** EXERCISE DETAILS **
All of the records below must be reproduced exactly, minus any pictures.

** DATA SUPPLIED **

* * * * * * *

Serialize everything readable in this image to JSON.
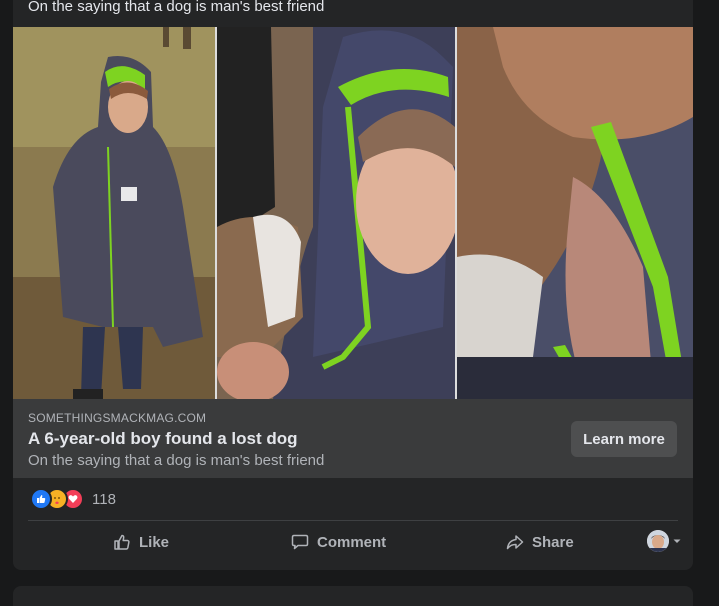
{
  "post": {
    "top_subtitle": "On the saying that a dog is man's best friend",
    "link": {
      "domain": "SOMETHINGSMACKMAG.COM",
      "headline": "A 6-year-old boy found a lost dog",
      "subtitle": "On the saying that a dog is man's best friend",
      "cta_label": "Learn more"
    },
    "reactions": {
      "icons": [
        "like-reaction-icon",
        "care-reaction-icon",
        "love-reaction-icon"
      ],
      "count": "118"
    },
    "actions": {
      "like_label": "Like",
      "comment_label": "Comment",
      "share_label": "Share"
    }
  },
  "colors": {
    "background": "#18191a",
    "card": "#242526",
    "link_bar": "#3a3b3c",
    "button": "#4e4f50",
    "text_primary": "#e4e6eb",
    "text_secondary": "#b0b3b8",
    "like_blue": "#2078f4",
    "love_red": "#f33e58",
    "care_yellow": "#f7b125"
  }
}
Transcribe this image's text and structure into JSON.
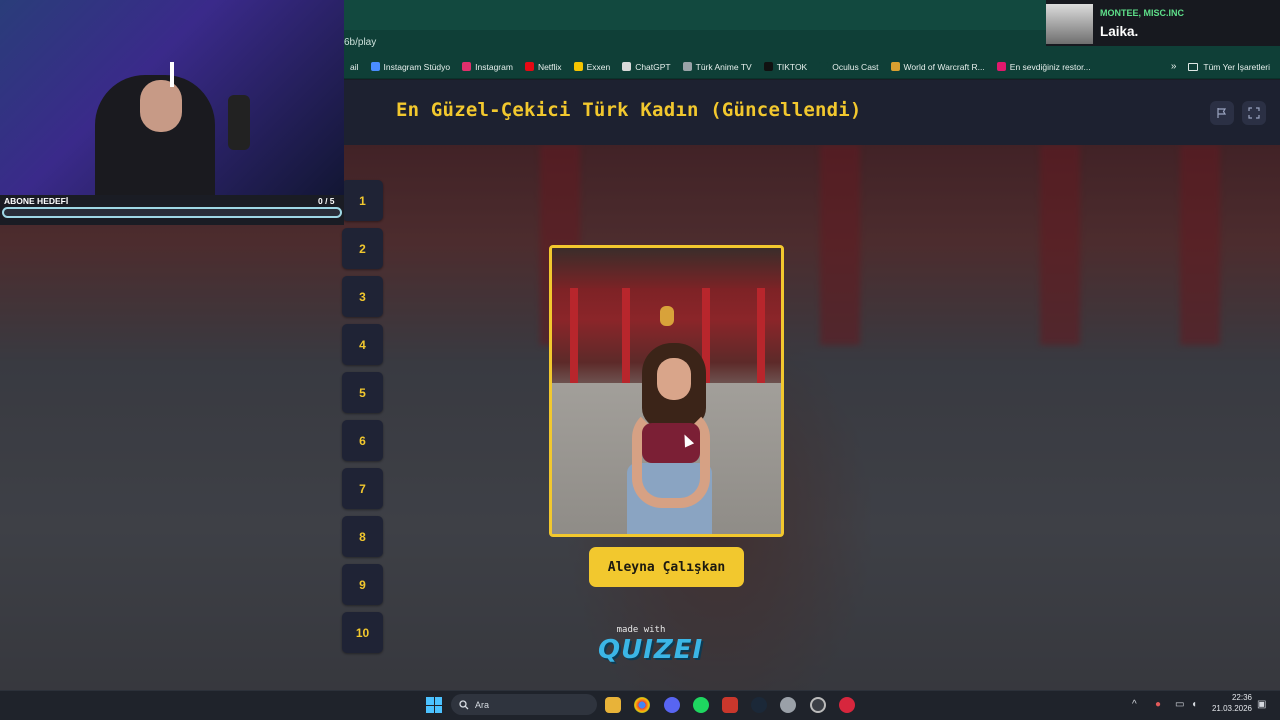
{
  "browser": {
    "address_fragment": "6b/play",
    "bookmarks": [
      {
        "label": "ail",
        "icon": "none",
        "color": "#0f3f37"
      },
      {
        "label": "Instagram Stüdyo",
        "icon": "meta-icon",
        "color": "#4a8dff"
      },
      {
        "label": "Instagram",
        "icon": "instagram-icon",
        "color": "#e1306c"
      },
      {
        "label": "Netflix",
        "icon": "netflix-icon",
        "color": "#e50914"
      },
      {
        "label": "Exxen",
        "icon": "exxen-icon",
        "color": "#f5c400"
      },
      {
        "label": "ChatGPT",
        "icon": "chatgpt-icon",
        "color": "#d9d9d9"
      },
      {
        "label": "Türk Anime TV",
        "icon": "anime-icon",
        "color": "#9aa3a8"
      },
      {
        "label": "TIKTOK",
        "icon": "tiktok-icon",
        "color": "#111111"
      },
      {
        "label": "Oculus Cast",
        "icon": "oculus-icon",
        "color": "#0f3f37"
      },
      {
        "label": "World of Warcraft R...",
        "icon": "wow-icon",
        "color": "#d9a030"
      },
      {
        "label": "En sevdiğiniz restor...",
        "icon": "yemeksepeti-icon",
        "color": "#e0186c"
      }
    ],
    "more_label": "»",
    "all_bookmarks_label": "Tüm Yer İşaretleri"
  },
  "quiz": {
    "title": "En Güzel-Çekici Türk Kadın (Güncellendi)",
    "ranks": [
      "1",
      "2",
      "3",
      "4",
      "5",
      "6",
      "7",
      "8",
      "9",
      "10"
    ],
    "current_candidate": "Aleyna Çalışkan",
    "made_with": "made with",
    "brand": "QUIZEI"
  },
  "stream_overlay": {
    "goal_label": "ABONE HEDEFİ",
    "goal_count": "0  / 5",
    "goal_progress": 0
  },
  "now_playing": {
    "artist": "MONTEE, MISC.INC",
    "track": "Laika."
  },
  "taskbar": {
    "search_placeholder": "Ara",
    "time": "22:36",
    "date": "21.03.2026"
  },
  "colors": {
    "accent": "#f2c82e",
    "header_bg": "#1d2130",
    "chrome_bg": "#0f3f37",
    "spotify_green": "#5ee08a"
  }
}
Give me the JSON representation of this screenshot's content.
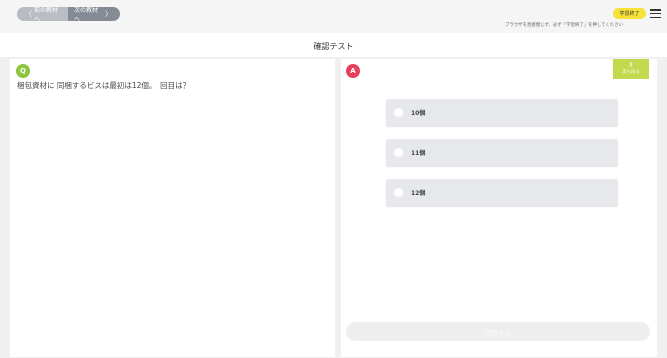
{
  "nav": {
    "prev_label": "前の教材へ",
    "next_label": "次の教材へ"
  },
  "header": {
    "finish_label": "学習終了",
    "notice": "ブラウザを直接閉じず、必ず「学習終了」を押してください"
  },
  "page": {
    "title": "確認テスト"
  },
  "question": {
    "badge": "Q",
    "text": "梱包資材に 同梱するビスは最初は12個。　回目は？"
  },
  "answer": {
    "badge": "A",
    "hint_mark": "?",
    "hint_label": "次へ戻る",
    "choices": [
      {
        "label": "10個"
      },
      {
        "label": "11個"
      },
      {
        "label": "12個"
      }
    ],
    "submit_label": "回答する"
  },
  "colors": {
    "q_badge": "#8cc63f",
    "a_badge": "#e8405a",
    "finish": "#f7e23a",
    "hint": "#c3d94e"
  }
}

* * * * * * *

** OUTPUT **
Serialize everything readable in this image to JSON.
{
  "post": {
    "top_subtitle": "On the saying that a dog is man's best friend",
    "link": {
      "domain": "SOMETHINGSMACKMAG.COM",
      "headline": "A 6-year-old boy found a lost dog",
      "subtitle": "On the saying that a dog is man's best friend",
      "cta_label": "Learn more"
    },
    "reactions": {
      "icons": [
        "like-reaction-icon",
        "care-reaction-icon",
        "love-reaction-icon"
      ],
      "count": "118"
    },
    "actions": {
      "like_label": "Like",
      "comment_label": "Comment",
      "share_label": "Share"
    }
  },
  "colors": {
    "background": "#18191a",
    "card": "#242526",
    "link_bar": "#3a3b3c",
    "button": "#4e4f50",
    "text_primary": "#e4e6eb",
    "text_secondary": "#b0b3b8",
    "like_blue": "#2078f4",
    "love_red": "#f33e58",
    "care_yellow": "#f7b125"
  }
}
Transcribe this image's text and structure into JSON.
{
  "browser": {
    "address_fragment": "6b/play",
    "bookmarks": [
      {
        "label": "ail",
        "icon": "none",
        "color": "#0f3f37"
      },
      {
        "label": "Instagram Stüdyo",
        "icon": "meta-icon",
        "color": "#4a8dff"
      },
      {
        "label": "Instagram",
        "icon": "instagram-icon",
        "color": "#e1306c"
      },
      {
        "label": "Netflix",
        "icon": "netflix-icon",
        "color": "#e50914"
      },
      {
        "label": "Exxen",
        "icon": "exxen-icon",
        "color": "#f5c400"
      },
      {
        "label": "ChatGPT",
        "icon": "chatgpt-icon",
        "color": "#d9d9d9"
      },
      {
        "label": "Türk Anime TV",
        "icon": "anime-icon",
        "color": "#9aa3a8"
      },
      {
        "label": "TIKTOK",
        "icon": "tiktok-icon",
        "color": "#111111"
      },
      {
        "label": "Oculus Cast",
        "icon": "oculus-icon",
        "color": "#0f3f37"
      },
      {
        "label": "World of Warcraft R...",
        "icon": "wow-icon",
        "color": "#d9a030"
      },
      {
        "label": "En sevdiğiniz restor...",
        "icon": "yemeksepeti-icon",
        "color": "#e0186c"
      }
    ],
    "more_label": "»",
    "all_bookmarks_label": "Tüm Yer İşaretleri"
  },
  "quiz": {
    "title": "En Güzel-Çekici Türk Kadın (Güncellendi)",
    "ranks": [
      "1",
      "2",
      "3",
      "4",
      "5",
      "6",
      "7",
      "8",
      "9",
      "10"
    ],
    "current_candidate": "Aleyna Çalışkan",
    "made_with": "made with",
    "brand": "QUIZEI"
  },
  "stream_overlay": {
    "goal_label": "ABONE HEDEFİ",
    "goal_count": "0  / 5",
    "goal_progress": 0
  },
  "now_playing": {
    "artist": "MONTEE, MISC.INC",
    "track": "Laika."
  },
  "taskbar": {
    "search_placeholder": "Ara",
    "time": "22:36",
    "date": "21.03.2026"
  },
  "colors": {
    "accent": "#f2c82e",
    "header_bg": "#1d2130",
    "chrome_bg": "#0f3f37",
    "spotify_green": "#5ee08a"
  }
}
Give me the JSON representation of this screenshot's content.
{
  "nav": {
    "prev_label": "前の教材へ",
    "next_label": "次の教材へ"
  },
  "header": {
    "finish_label": "学習終了",
    "notice": "ブラウザを直接閉じず、必ず「学習終了」を押してください"
  },
  "page": {
    "title": "確認テスト"
  },
  "question": {
    "badge": "Q",
    "text": "梱包資材に 同梱するビスは最初は12個。　回目は？"
  },
  "answer": {
    "badge": "A",
    "hint_mark": "?",
    "hint_label": "次へ戻る",
    "choices": [
      {
        "label": "10個"
      },
      {
        "label": "11個"
      },
      {
        "label": "12個"
      }
    ],
    "submit_label": "回答する"
  },
  "colors": {
    "q_badge": "#8cc63f",
    "a_badge": "#e8405a",
    "finish": "#f7e23a",
    "hint": "#c3d94e"
  }
}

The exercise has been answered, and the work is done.